*Task requirements*: Your reply should reproduce all the data below exactly while excluding the pictures.

*Records shown*:
----

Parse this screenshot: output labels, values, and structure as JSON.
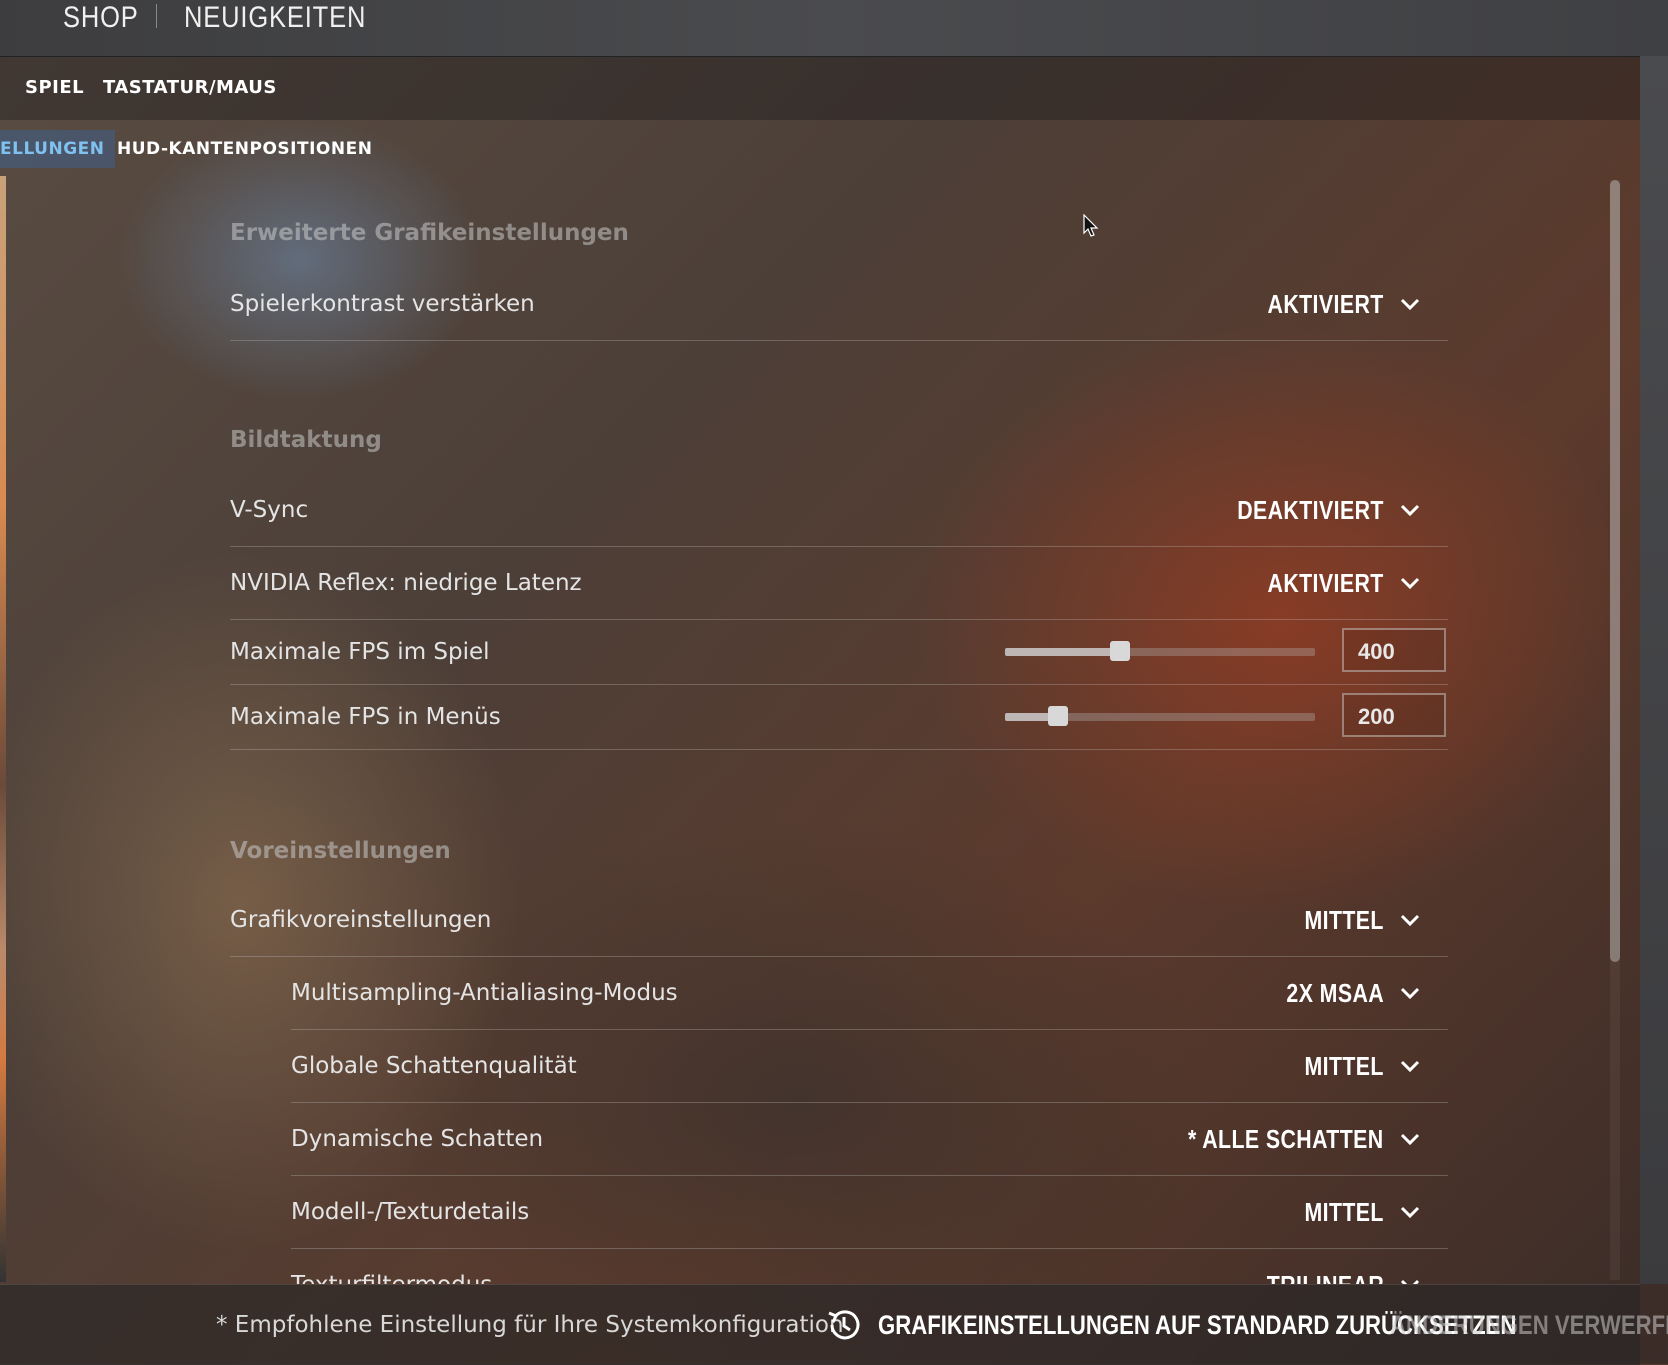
{
  "topnav": {
    "shop": "SHOP",
    "news": "NEUIGKEITEN"
  },
  "tabs_primary": [
    "SPIEL",
    "TASTATUR/MAUS"
  ],
  "tabs_secondary": {
    "active": "ELLUNGEN",
    "hud": "HUD-KANTENPOSITIONEN"
  },
  "sections": {
    "advanced": {
      "title": "Erweiterte Grafikeinstellungen",
      "player_contrast": {
        "label": "Spielerkontrast verstärken",
        "value": "AKTIVIERT"
      }
    },
    "framerate": {
      "title": "Bildtaktung",
      "vsync": {
        "label": "V-Sync",
        "value": "DEAKTIVIERT"
      },
      "reflex": {
        "label": "NVIDIA Reflex: niedrige Latenz",
        "value": "AKTIVIERT"
      },
      "fps_game": {
        "label": "Maximale FPS im Spiel",
        "value": "400",
        "slider_fraction": 0.37
      },
      "fps_menu": {
        "label": "Maximale FPS in Menüs",
        "value": "200",
        "slider_fraction": 0.17
      }
    },
    "presets": {
      "title": "Voreinstellungen",
      "preset": {
        "label": "Grafikvoreinstellungen",
        "value": "MITTEL"
      },
      "msaa": {
        "label": "Multisampling-Antialiasing-Modus",
        "value": "2X MSAA"
      },
      "shadow_quality": {
        "label": "Globale Schattenqualität",
        "value": "MITTEL"
      },
      "dynamic_shadows": {
        "label": "Dynamische Schatten",
        "value": "* ALLE SCHATTEN"
      },
      "model_texture": {
        "label": "Modell-/Texturdetails",
        "value": "MITTEL"
      },
      "texture_filter": {
        "label": "Texturfiltermodus",
        "value": "TRILINEAR"
      }
    }
  },
  "footer": {
    "note": "* Empfohlene Einstellung für Ihre Systemkonfiguration",
    "reset": "GRAFIKEINSTELLUNGEN AUF STANDARD ZURÜCKSETZEN",
    "discard": "ÄNDERUNGEN VERWERFEN"
  },
  "colors": {
    "accent": "#7fc2f0",
    "tab_active_bg": "#465a78"
  }
}
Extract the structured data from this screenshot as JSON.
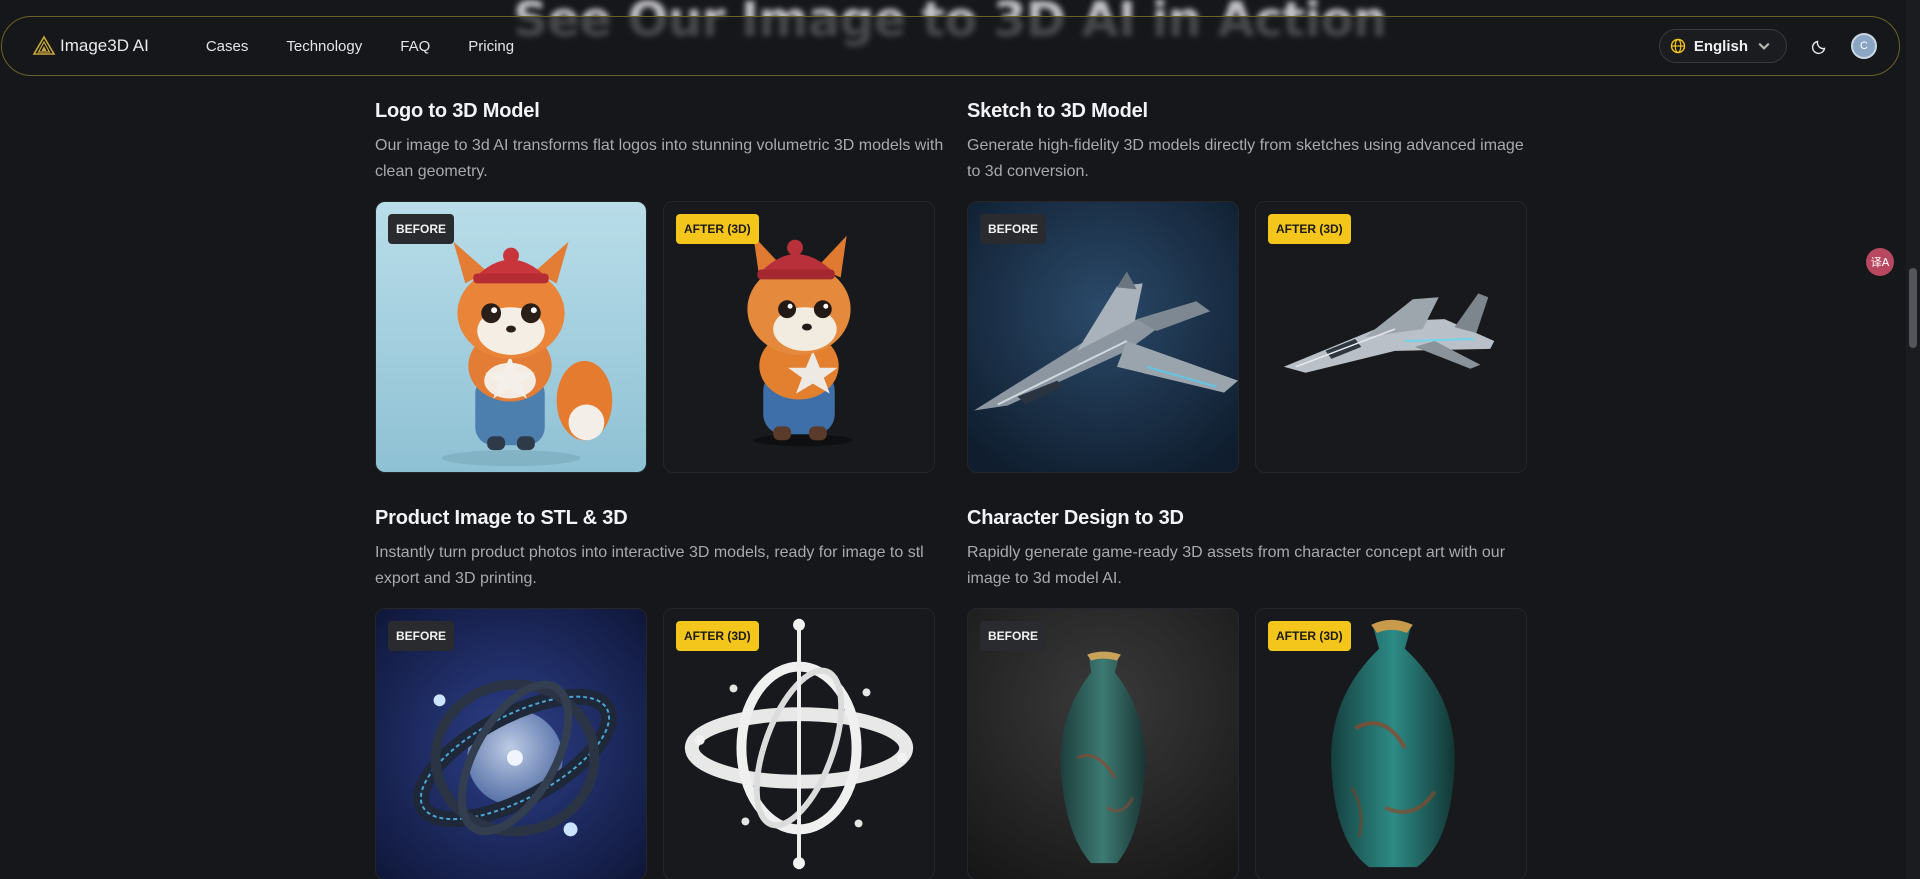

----

*Written response*:
Parse this screenshot: output labels, values, and structure as JSON.
{
  "topnav": {
    "shop": "SHOP",
    "news": "NEUIGKEITEN"
  },
  "tabs_primary": [
    "SPIEL",
    "TASTATUR/MAUS"
  ],
  "tabs_secondary": {
    "active": "ELLUNGEN",
    "hud": "HUD-KANTENPOSITIONEN"
  },
  "sections": {
    "advanced": {
      "title": "Erweiterte Grafikeinstellungen",
      "player_contrast": {
        "label": "Spielerkontrast verstärken",
        "value": "AKTIVIERT"
      }
    },
    "framerate": {
      "title": "Bildtaktung",
      "vsync": {
        "label": "V-Sync",
        "value": "DEAKTIVIERT"
      },
      "reflex": {
        "label": "NVIDIA Reflex: niedrige Latenz",
        "value": "AKTIVIERT"
      },
      "fps_game": {
        "label": "Maximale FPS im Spiel",
        "value": "400",
        "slider_fraction": 0.37
      },
      "fps_menu": {
        "label": "Maximale FPS in Menüs",
        "value": "200",
        "slider_fraction": 0.17
      }
    },
    "presets": {
      "title": "Voreinstellungen",
      "preset": {
        "label": "Grafikvoreinstellungen",
        "value": "MITTEL"
      },
      "msaa": {
        "label": "Multisampling-Antialiasing-Modus",
        "value": "2X MSAA"
      },
      "shadow_quality": {
        "label": "Globale Schattenqualität",
        "value": "MITTEL"
      },
      "dynamic_shadows": {
        "label": "Dynamische Schatten",
        "value": "* ALLE SCHATTEN"
      },
      "model_texture": {
        "label": "Modell-/Texturdetails",
        "value": "MITTEL"
      },
      "texture_filter": {
        "label": "Texturfiltermodus",
        "value": "TRILINEAR"
      }
    }
  },
  "footer": {
    "note": "* Empfohlene Einstellung für Ihre Systemkonfiguration",
    "reset": "GRAFIKEINSTELLUNGEN AUF STANDARD ZURÜCKSETZEN",
    "discard": "ÄNDERUNGEN VERWERFEN"
  },
  "colors": {
    "accent": "#7fc2f0",
    "tab_active_bg": "#465a78"
  }
}
Extract the structured data from this screenshot as JSON.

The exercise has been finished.